  4. Because in an open fully functional labour market, wages should equalize between different agricultural crops, however, because in cottonseed children and teenagers work alongside adults, child and teenage wages are averaged in with the adult wage, pulling the average wage in cottonseed down, below the adult wage in non-cottonseed local agricultural field work. <<

  1. The average hourly wage rates increased in Kurnool by 16.1% and in Mahaboobnagar by 16% during 2002-04. <<

  2. Fall in Child Labourers Calculation: Another way to estimate the same thing is to examine the fall in child labourers per acre per day. In the table above we can see that the proportion of child labour (both paid and family labour) in the total workforce declined from 6.28 persons per acre per day, or 68.3% of the workforce in 2002 to 4.88 persons per acre per day or 50.6% of the workforce in 2004 (a fall of 1.4 persons per acre per day, or a fall of 17.7 percentage points). A fall of 1.4 child labourers per acre per day is associated with a rise of Rs. 2213 in total labour costs. A reduction in 4.88 child labourers per acre per day is necessary in order to reduce child labour to 0. This fall in 4.88 is associated with arise in Rs. 7723. (This is because 4.88/1.4= 3.49 and so Rs. 2213x3.48 = Rs. 7723). This is the same result we obtained above. Again one should add 8% on for wage inflation each year (e.g. 2005 + wage inflation would be Rs. 8340; and by 2006 it would be Rs. 8959. <<

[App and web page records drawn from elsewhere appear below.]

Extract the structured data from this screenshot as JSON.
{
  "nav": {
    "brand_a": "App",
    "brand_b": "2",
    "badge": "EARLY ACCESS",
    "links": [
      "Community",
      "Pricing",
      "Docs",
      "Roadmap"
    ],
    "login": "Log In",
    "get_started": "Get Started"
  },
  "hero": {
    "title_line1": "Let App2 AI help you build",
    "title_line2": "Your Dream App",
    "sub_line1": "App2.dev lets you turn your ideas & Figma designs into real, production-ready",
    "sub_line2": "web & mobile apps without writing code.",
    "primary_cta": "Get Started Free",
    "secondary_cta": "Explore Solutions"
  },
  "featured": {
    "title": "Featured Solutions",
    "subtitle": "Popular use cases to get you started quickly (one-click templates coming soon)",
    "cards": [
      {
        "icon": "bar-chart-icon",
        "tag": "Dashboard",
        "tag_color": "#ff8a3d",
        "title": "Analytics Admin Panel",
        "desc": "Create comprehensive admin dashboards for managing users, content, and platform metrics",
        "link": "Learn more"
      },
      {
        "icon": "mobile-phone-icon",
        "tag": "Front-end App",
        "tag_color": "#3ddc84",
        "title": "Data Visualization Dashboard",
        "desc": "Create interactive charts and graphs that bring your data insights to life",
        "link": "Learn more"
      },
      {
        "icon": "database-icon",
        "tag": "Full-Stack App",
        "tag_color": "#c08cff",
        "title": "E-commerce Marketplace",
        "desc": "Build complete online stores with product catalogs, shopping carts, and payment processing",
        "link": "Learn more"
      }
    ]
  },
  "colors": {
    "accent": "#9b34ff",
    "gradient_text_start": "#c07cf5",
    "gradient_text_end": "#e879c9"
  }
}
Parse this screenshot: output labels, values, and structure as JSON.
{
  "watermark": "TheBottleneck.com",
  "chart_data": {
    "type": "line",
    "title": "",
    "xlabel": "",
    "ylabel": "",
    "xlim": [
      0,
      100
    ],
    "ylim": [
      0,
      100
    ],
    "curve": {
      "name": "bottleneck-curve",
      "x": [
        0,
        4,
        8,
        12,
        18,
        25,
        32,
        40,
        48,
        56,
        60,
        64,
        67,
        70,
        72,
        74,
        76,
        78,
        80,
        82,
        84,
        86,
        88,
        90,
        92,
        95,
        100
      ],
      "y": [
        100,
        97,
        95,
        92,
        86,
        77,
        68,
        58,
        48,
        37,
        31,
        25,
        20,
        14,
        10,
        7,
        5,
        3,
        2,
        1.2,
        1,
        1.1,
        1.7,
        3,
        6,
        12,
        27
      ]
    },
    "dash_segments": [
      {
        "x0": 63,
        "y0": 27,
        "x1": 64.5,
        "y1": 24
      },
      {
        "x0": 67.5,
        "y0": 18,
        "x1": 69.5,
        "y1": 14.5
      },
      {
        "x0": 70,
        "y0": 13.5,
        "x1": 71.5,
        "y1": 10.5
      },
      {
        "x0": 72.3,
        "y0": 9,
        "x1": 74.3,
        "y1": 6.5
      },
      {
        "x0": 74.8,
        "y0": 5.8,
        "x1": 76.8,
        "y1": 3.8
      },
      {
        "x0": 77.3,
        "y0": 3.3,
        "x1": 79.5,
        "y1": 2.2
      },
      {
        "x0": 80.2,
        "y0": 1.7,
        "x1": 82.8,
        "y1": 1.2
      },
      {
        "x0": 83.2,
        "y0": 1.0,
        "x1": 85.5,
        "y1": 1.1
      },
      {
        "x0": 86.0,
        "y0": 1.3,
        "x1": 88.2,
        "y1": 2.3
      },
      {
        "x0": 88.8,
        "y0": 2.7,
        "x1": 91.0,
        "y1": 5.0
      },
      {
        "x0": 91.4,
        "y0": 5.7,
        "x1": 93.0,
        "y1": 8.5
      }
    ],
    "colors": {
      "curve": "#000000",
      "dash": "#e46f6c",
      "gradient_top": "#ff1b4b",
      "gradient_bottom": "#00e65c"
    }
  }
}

  3. The average seed yield over the period 2002 to 2004 is 217.5 Kg per acre. Average cost of per Kg seed is Rs. 236. Rs. 7970 additional costs will increase the per kg seed production by Rs. 37. <<

  4. For estimating the profit margins of seed companies one needs to examine all the costs incurred by companies - procurement price paid to seed farmers, commissions paid to seed organizers and dealers, company administrative expenses and research costs for developing seeds etc. While the data regarding procurement prices of seed companies are easily available, data for other expenses (administrative expenses, research costs, dealer commissions etc.) are not. While estimating the profit margin of companies Rs. 200 per Kg of the seed in case of non-BT hybrids, Rs. 500 in case official BT hybrids and Rs. 100 in case of unofficial BT hybrids is deducted towards the expenses incurred by the company for its administrative costs, research costs and commissions given to dealers. These figures are very broad and rough estimates calculated on the basis of few key informant interviews with persons involved in cottonseed business. These figures may not represent the exact costs of companies’ administrative and research costs and commissions paid to dealers but certainly give an idea about these costs. The detailed analysis of seed companies’ profits is not the purpose of the present study. Here we are simply making the point that it is plausible that seed companies can afford to raise procurement price by a few rupees given the gap between procurement price and sale price. <<

  1. The additional costs on account of replacing children with adult labour and paying minimum wages to them can also partly be covered through by taking appropriate measures for improving the productivity of the farms. In recent years the decline in crop productivity is one of the major problems affecting the profitability of farmers in general and cottonseed farmers in particular in the survey area. <<

India Committee of the Netherlands / Landelijke India Werkgroep - October 25, 2005